Your task => Report all lines of the data below that hold the word "right".

──────────────────────────────

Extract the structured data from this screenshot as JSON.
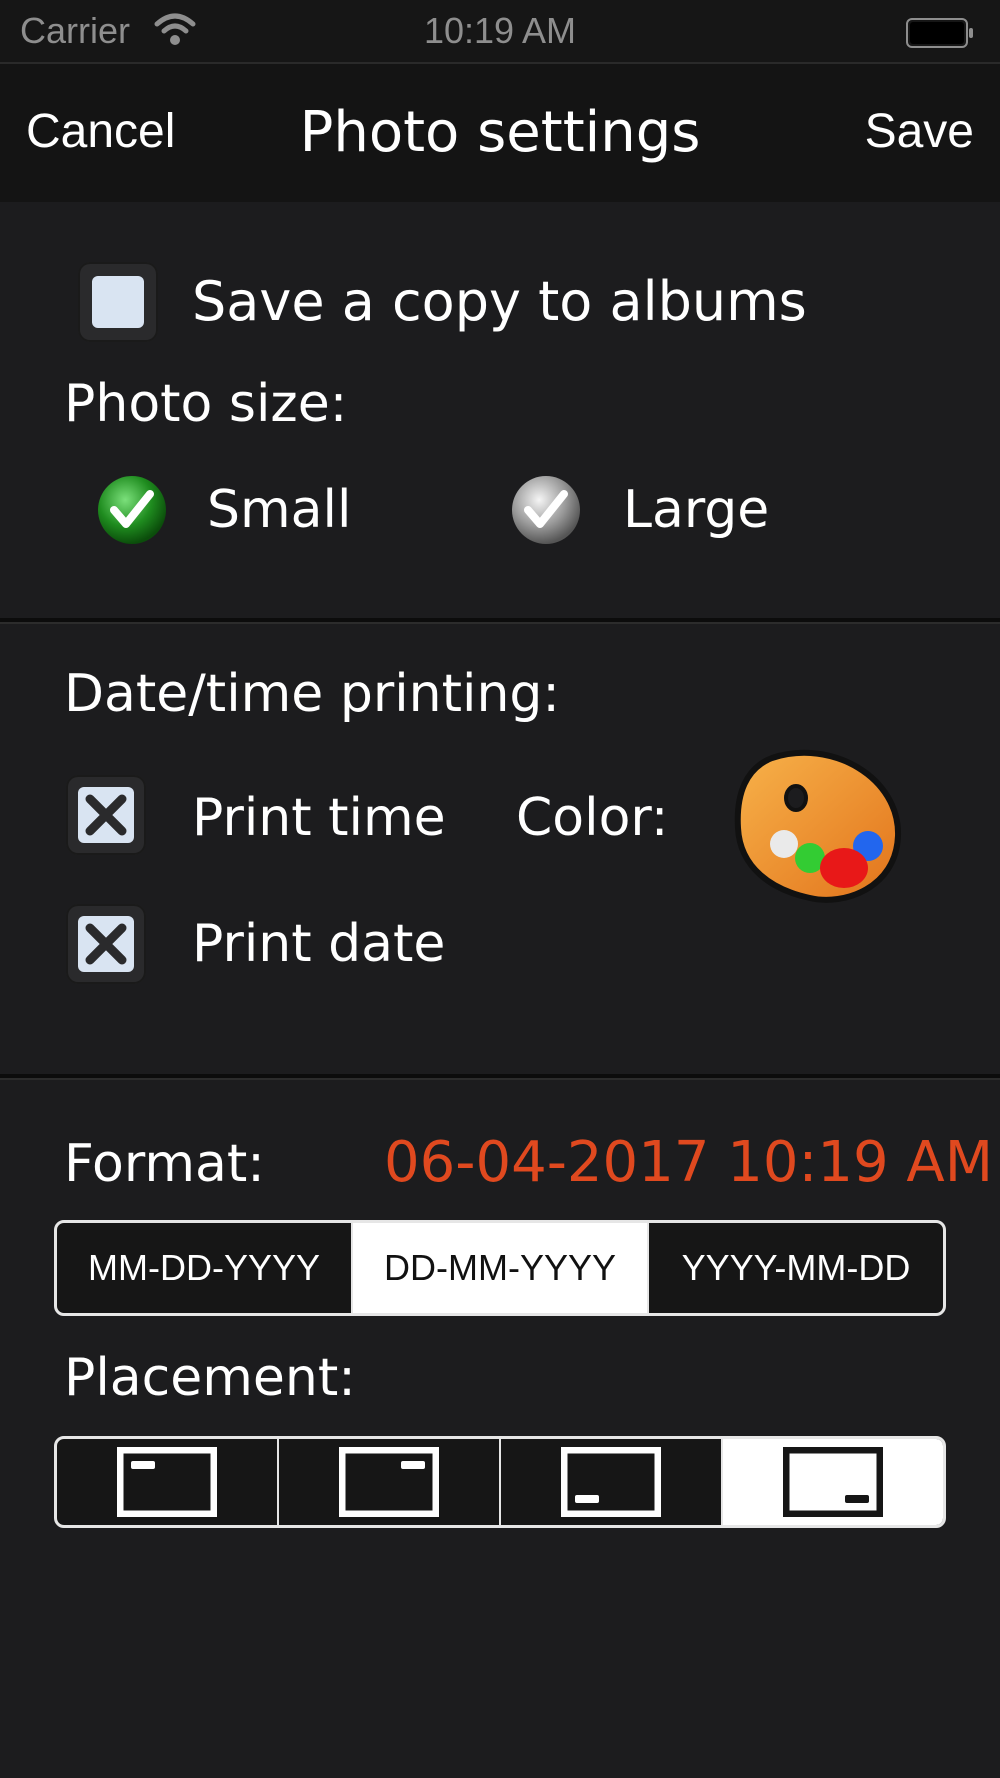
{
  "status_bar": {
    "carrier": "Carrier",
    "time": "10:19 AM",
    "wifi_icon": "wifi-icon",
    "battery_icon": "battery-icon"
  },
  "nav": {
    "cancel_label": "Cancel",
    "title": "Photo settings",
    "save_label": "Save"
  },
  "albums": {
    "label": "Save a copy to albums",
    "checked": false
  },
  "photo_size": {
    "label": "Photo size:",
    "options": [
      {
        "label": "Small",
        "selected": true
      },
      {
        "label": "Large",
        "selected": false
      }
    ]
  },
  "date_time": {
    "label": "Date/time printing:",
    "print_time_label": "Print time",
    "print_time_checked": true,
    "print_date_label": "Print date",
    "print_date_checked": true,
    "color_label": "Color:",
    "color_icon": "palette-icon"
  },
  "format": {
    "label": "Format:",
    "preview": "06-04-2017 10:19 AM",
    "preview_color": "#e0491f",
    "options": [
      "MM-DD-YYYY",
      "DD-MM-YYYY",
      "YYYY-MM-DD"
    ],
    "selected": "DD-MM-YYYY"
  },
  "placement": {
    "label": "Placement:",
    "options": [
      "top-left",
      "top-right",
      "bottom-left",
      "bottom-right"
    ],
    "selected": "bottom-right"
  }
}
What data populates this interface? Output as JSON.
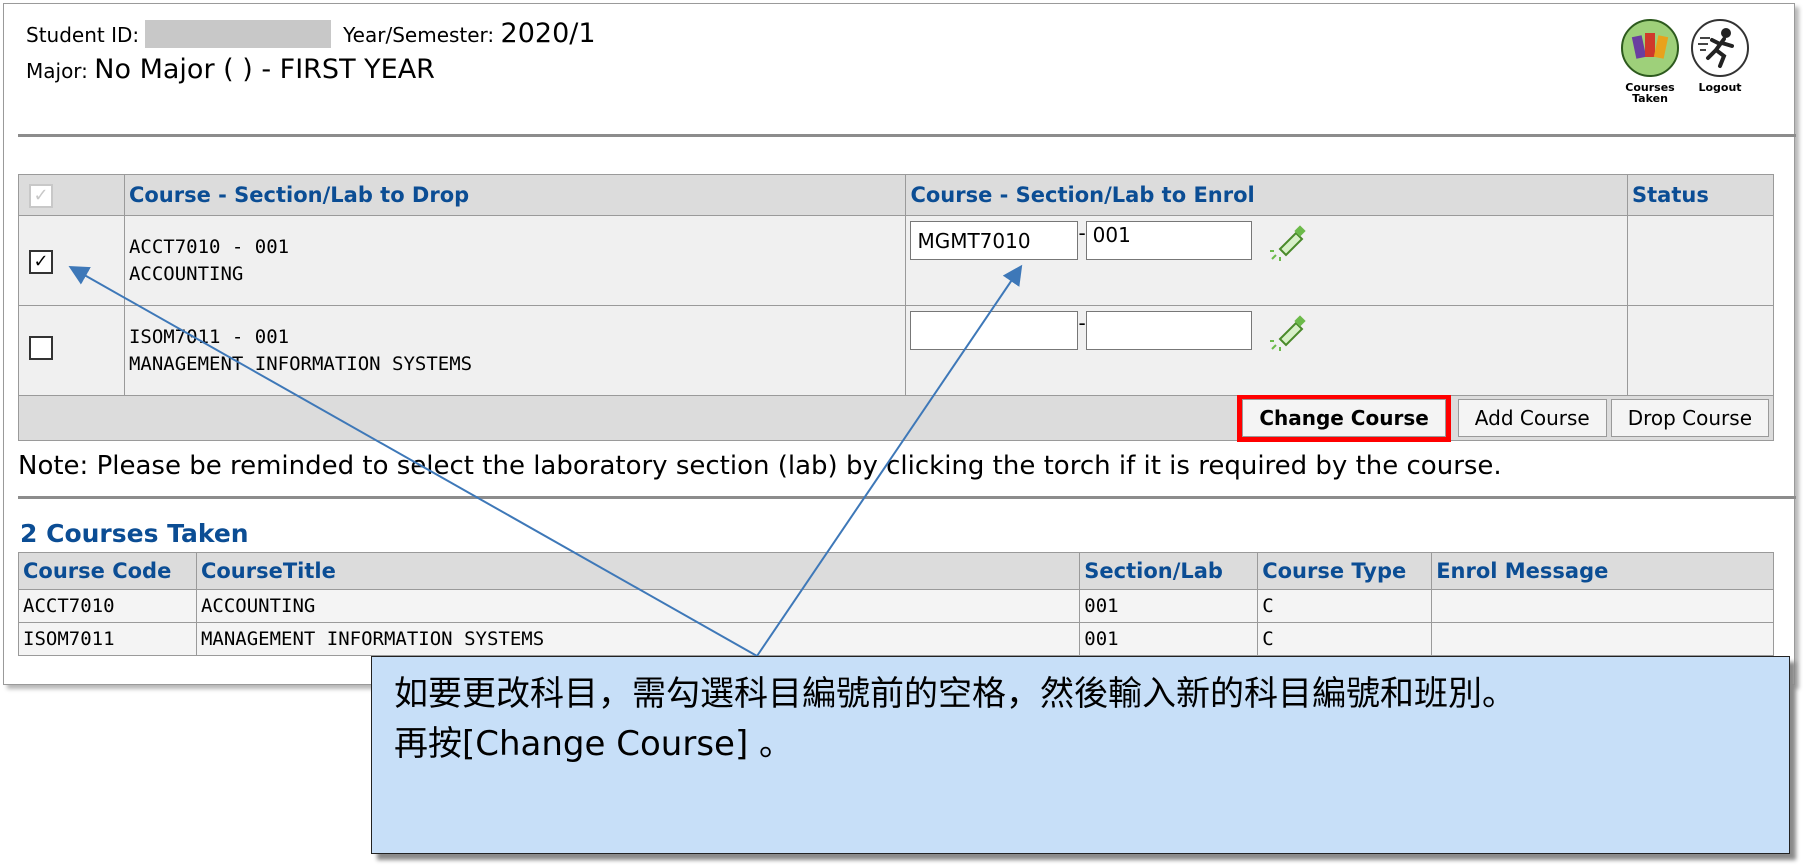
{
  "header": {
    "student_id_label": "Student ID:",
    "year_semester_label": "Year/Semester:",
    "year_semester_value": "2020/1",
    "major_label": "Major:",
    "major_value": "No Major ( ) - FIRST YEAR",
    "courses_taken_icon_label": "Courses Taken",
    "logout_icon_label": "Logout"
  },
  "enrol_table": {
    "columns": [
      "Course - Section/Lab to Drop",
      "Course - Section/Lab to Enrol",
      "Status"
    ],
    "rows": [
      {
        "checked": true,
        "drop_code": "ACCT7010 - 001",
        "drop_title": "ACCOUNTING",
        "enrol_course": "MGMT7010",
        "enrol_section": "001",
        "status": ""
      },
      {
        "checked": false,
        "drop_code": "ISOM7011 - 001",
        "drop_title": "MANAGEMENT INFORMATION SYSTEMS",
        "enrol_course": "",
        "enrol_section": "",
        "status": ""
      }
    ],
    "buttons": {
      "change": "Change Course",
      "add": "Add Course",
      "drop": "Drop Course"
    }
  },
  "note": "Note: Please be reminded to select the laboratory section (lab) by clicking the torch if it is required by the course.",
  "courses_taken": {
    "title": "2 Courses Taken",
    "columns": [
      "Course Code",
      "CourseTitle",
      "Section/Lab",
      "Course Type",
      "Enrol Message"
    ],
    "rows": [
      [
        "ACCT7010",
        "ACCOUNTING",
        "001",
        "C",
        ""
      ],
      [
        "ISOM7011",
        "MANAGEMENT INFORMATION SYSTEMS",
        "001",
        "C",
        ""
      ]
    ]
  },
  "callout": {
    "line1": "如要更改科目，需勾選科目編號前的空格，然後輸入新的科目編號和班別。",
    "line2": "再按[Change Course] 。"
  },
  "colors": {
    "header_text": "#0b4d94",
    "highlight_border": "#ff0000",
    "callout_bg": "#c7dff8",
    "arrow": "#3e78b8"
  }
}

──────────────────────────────

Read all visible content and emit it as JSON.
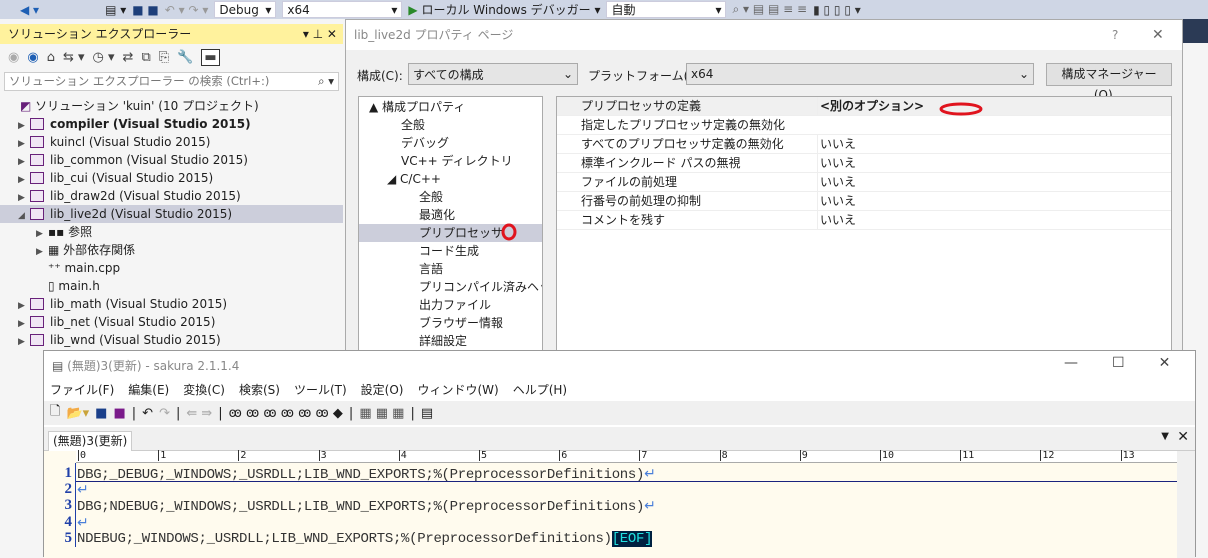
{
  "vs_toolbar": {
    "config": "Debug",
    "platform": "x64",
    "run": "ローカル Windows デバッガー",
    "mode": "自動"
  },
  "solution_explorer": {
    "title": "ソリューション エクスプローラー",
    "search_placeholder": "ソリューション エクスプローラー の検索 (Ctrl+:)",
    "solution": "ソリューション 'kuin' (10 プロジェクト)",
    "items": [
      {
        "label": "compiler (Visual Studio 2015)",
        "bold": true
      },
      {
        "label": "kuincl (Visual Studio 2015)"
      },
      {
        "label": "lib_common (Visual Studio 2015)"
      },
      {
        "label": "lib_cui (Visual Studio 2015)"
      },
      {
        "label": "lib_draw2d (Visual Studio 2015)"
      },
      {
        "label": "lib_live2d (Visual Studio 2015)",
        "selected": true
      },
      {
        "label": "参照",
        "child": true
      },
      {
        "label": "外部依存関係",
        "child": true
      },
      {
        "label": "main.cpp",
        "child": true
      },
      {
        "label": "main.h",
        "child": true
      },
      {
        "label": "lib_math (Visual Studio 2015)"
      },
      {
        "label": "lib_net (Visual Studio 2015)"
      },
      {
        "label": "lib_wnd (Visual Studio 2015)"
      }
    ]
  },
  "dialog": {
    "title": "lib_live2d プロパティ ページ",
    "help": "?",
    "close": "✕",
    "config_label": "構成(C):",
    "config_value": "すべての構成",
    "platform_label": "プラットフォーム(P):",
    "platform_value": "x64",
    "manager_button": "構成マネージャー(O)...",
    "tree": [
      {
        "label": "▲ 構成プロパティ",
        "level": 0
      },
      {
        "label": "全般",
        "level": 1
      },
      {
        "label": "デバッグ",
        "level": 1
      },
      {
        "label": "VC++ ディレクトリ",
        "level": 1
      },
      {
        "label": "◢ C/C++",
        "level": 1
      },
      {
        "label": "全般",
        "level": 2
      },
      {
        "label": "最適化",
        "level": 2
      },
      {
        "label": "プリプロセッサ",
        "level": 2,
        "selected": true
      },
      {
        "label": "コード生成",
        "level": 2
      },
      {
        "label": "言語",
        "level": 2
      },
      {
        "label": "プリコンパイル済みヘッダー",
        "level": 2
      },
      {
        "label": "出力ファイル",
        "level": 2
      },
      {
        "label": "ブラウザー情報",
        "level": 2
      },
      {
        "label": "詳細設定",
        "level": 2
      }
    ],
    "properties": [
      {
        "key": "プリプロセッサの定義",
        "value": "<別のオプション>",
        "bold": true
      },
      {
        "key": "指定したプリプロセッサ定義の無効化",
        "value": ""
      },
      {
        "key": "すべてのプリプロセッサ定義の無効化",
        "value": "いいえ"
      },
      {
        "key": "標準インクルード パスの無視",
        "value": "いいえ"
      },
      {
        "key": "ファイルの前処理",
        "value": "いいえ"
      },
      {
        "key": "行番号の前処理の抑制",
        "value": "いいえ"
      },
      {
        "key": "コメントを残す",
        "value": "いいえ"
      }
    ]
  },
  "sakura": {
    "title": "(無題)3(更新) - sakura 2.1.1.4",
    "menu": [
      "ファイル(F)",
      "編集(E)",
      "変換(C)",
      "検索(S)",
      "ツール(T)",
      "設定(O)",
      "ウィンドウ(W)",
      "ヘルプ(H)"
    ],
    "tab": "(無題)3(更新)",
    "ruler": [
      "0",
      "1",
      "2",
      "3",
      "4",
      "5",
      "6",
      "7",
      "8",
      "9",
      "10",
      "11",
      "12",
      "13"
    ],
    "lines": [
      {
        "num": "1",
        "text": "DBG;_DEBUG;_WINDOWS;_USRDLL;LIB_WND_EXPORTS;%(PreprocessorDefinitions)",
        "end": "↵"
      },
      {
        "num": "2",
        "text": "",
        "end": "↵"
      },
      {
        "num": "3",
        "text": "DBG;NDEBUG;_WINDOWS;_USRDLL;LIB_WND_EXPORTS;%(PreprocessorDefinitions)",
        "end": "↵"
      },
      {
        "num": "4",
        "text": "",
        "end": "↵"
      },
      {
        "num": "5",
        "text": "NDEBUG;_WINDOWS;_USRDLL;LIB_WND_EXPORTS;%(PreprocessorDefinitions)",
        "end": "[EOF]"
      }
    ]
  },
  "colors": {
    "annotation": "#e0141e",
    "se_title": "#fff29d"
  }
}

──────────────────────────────

Problem solution =>
      "top-right",
      "bottom-right"
    "selected": "bottom-right"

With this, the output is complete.